- Jing: "You hired a man? In your scriptures, did Cain hire a man? No, Cain was a man. "Come to the field" he said to Abel and he did it himself. He did not require a third man to carry the axe."
- ―Jing criticizing Vance, 1717.[src]
In July 1715, Grand Master Laureano de Torres y Ayala received a map, delivered to him by Edward Kenway, detailing various Assassin encampments in the West Indies. Jing, along with a few other elite Templars, were assigned the task of locating the encampments' leaders and eliminating them. However, she became side-tracked when she discovered that her two targets, Upton and Vance Travers, possessed a map that supposedly led to a cache of treasure.
Jing subsequently made contact with the two brothers through their smuggling enterprise and seduced Vance, making him believe she was in love with him. Having set her sights on the treasure, she convinced the Assassin to kill Upton and obtain his half of the treasure map.
However, Vance appeared to have trouble carrying out the deed, causing Jing to grow impatient. During one of their meetings in Nassau, she admonished him for taking too long, but acquiesced when Vance informed her that, as they were speaking, a hired man was on his way to kill Upton. However, this assassination attempt would be foiled by Edward Kenway, who had found out about Jing and her machinations from Upton.

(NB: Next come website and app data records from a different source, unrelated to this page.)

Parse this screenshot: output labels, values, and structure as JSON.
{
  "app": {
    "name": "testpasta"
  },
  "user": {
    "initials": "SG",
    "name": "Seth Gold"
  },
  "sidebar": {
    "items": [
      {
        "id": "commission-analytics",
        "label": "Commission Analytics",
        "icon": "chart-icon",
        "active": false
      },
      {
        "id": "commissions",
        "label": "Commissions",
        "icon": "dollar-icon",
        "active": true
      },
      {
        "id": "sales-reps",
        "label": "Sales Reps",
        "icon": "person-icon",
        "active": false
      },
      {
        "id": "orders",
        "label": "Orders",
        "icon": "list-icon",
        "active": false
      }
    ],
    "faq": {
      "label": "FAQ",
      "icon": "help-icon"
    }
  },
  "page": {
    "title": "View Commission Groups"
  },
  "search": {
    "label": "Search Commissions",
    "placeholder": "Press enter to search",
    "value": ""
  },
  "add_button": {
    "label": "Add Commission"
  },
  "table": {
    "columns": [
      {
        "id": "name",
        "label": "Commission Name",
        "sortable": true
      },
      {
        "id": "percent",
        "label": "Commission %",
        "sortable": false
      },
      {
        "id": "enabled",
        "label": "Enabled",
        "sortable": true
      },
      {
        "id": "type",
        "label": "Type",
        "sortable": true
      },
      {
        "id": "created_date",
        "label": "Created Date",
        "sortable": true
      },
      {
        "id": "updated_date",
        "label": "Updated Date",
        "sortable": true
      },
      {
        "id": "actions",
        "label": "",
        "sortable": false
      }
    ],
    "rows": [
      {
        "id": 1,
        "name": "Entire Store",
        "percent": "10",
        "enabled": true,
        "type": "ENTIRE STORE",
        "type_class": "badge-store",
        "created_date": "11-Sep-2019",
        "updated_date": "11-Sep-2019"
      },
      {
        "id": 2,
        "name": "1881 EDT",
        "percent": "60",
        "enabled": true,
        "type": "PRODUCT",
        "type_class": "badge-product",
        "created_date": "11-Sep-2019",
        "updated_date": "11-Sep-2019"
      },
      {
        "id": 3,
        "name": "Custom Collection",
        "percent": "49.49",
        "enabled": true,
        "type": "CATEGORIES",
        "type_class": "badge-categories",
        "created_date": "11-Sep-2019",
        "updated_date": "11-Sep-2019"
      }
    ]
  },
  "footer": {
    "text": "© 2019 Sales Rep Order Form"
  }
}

Jing and Vance subsequently decided to regroup in a swamp on the outskirts of Nassau, where the former saw the latter struck down by Edward for having betrayed his brother. Declaring she would not meet the same fate, Jing turned and ran, but was eventually assassinated as well.
In her final moments, she revealed that she had already stolen both halves of the treasure map herself; the half Edward had retrieved from Vance's body moments before was a mere forgery. When he questioned her on the location of the real treasure map, Jing told him it was already in the possession of her husband, before finally breathing her last.
- According to concept artist Johan Grenier, Jing was inspired by Ching Shih, a notorious Chinese pirate that terrorized the South Chinese Sea with her pirate armada during the early 19th century.
- Jing is the pinyin transliteration of multiple Chinese surnames, the exact surname in this case being unknown. Likewise, Lang is a transliteration of various homophonic Mandarin words. However, the title of her Animi Avatar indicates that her name may perhaps be 蘭 (simplified: 兰) meaning "orchid", though it is properly transliterated as Lán.